WHAT TO PRODUCE:
Below are records; work out how many of their lines hold the string "your" and give that number alone.

── RECORDS SHOWN

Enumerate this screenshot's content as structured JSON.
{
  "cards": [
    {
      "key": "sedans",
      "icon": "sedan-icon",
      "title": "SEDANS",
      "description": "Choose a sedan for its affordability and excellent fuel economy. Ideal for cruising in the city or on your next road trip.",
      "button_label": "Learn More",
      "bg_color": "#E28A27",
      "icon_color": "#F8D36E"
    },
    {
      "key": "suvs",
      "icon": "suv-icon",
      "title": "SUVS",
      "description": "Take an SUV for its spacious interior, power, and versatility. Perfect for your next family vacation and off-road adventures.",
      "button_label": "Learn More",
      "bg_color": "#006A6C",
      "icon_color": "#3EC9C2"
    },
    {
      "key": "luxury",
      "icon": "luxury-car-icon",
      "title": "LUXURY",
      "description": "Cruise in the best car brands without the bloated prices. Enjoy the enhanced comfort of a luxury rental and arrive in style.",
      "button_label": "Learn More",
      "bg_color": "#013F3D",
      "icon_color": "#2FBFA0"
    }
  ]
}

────
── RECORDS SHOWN

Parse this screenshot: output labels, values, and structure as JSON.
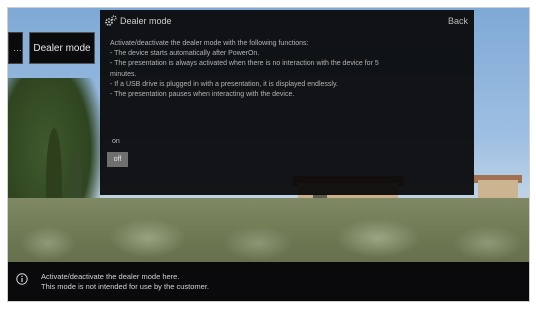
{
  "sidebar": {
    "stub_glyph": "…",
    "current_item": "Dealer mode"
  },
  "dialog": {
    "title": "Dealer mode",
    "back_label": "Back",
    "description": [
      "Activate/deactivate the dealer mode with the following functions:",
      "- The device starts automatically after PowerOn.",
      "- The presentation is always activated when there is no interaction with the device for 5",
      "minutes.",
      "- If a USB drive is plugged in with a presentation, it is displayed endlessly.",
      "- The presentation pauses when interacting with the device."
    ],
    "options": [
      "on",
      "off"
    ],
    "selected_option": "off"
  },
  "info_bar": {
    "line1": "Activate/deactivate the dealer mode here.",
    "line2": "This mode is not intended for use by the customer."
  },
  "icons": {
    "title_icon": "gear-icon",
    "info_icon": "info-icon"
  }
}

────
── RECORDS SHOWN

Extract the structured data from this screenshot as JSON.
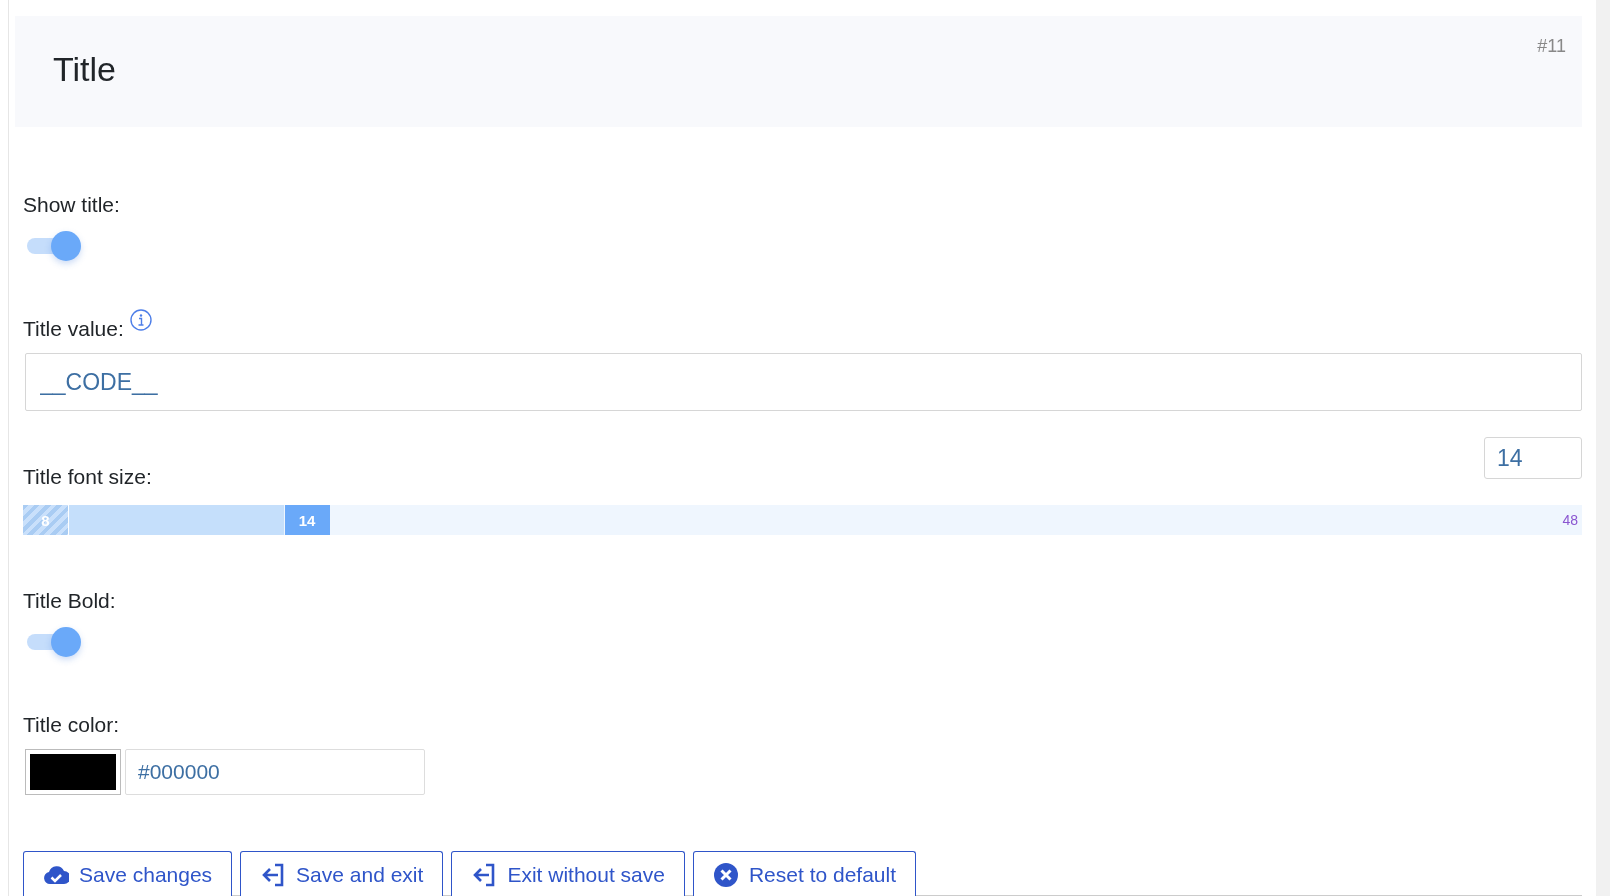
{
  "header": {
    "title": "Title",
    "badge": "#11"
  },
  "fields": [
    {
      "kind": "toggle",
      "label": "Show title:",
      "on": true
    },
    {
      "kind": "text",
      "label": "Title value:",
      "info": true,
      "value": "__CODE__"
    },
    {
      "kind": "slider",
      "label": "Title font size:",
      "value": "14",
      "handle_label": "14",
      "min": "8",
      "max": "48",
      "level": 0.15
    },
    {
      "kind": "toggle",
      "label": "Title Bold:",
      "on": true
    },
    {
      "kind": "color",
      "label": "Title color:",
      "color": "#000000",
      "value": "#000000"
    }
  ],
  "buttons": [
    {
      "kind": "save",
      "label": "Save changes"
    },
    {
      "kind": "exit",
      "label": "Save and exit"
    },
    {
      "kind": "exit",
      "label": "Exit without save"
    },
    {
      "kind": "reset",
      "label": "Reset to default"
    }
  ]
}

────

EXERCISE RESPONSE:
2